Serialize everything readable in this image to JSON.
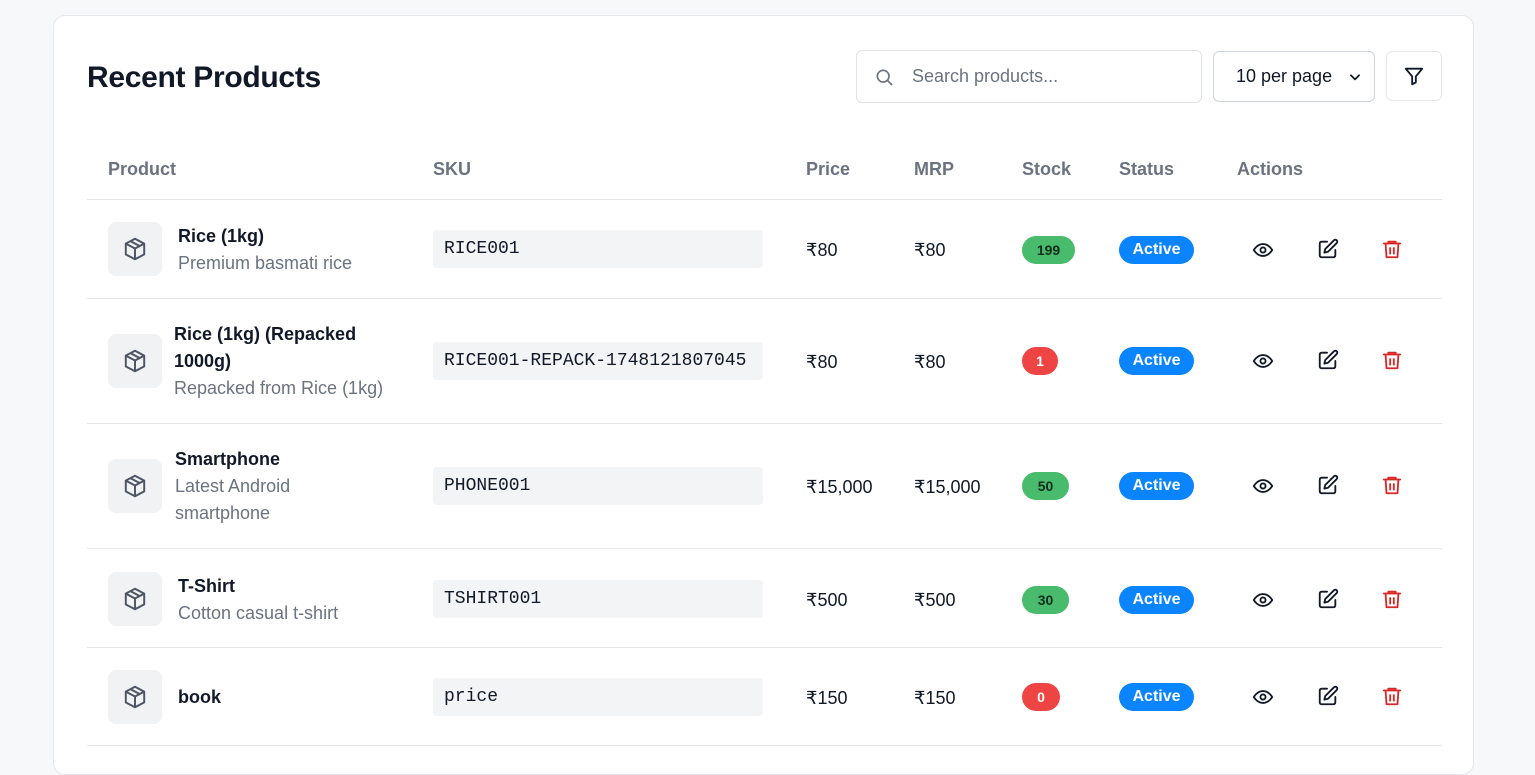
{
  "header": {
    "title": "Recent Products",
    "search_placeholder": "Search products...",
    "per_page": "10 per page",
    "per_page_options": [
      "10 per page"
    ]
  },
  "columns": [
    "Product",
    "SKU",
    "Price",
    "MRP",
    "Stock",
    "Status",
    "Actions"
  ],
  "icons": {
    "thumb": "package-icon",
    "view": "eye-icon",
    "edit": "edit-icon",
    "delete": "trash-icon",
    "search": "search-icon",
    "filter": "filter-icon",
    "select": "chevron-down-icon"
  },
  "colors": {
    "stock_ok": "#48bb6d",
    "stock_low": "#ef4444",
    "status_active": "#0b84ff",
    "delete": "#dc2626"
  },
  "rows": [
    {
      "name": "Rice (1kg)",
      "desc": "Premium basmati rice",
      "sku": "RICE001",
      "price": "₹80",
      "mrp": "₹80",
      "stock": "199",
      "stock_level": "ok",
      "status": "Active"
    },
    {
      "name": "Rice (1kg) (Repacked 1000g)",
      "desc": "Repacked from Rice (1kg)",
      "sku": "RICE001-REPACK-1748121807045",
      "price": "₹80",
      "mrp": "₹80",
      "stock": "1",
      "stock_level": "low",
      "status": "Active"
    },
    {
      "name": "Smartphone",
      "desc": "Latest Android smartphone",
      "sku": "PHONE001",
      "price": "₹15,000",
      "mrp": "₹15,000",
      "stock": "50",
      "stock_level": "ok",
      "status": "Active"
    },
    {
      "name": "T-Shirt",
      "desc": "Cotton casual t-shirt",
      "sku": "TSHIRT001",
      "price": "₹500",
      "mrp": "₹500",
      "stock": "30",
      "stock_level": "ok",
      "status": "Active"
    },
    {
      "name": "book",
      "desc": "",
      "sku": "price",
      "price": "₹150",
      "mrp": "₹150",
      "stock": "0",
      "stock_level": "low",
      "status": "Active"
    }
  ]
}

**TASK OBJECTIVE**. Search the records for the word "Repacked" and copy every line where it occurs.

**EXERCISE SOLUTION**.
      "name": "Rice (1kg) (Repacked 1000g)",
      "desc": "Repacked from Rice (1kg)",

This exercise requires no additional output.